▶
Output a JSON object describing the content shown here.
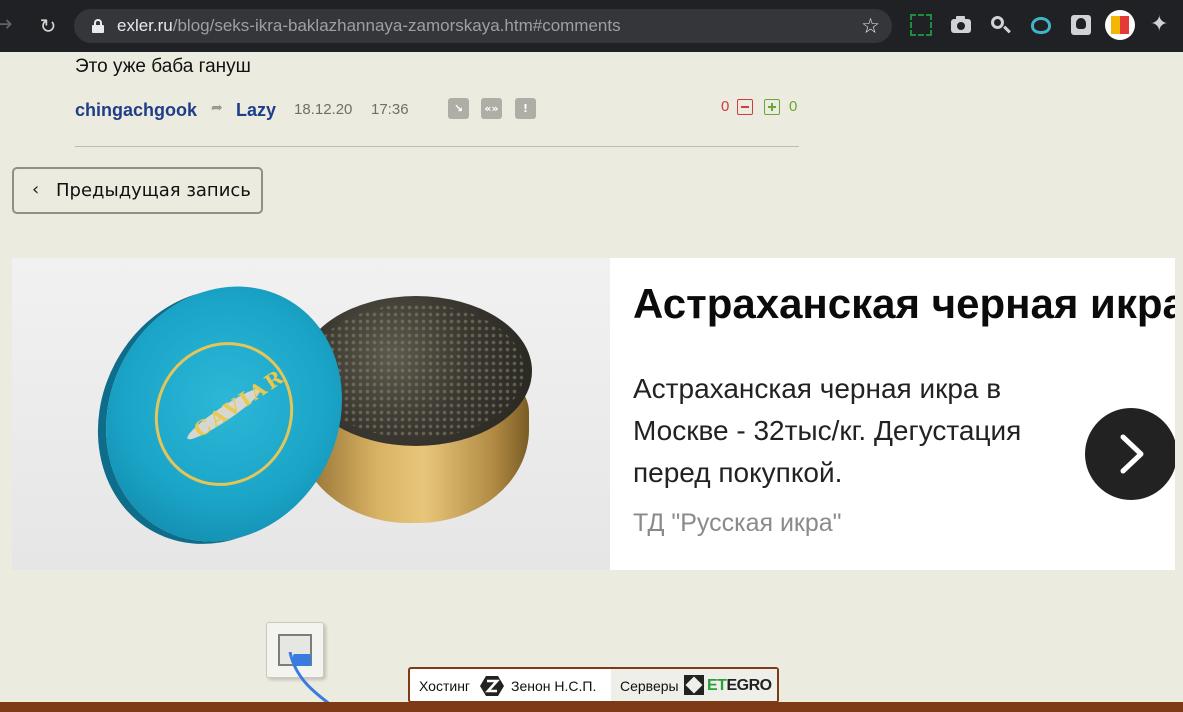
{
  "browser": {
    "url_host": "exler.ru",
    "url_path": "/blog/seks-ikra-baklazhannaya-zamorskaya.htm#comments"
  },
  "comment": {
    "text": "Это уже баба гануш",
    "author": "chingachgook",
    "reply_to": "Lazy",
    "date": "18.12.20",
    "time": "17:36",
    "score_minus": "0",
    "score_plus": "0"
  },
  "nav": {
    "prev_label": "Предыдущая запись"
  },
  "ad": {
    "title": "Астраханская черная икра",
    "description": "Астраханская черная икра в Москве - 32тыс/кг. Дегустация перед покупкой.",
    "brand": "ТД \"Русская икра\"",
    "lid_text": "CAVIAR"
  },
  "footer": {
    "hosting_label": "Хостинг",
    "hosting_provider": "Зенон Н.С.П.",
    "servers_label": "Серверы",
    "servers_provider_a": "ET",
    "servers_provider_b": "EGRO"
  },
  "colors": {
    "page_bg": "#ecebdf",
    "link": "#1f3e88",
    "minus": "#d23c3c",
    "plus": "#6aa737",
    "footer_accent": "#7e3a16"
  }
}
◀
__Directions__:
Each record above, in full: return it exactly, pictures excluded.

__Problem solution__:
Output a JSON object describing the content shown here.
{
  "browser": {
    "url_host": "exler.ru",
    "url_path": "/blog/seks-ikra-baklazhannaya-zamorskaya.htm#comments"
  },
  "comment": {
    "text": "Это уже баба гануш",
    "author": "chingachgook",
    "reply_to": "Lazy",
    "date": "18.12.20",
    "time": "17:36",
    "score_minus": "0",
    "score_plus": "0"
  },
  "nav": {
    "prev_label": "Предыдущая запись"
  },
  "ad": {
    "title": "Астраханская черная икра",
    "description": "Астраханская черная икра в Москве - 32тыс/кг. Дегустация перед покупкой.",
    "brand": "ТД \"Русская икра\"",
    "lid_text": "CAVIAR"
  },
  "footer": {
    "hosting_label": "Хостинг",
    "hosting_provider": "Зенон Н.С.П.",
    "servers_label": "Серверы",
    "servers_provider_a": "ET",
    "servers_provider_b": "EGRO"
  },
  "colors": {
    "page_bg": "#ecebdf",
    "link": "#1f3e88",
    "minus": "#d23c3c",
    "plus": "#6aa737",
    "footer_accent": "#7e3a16"
  }
}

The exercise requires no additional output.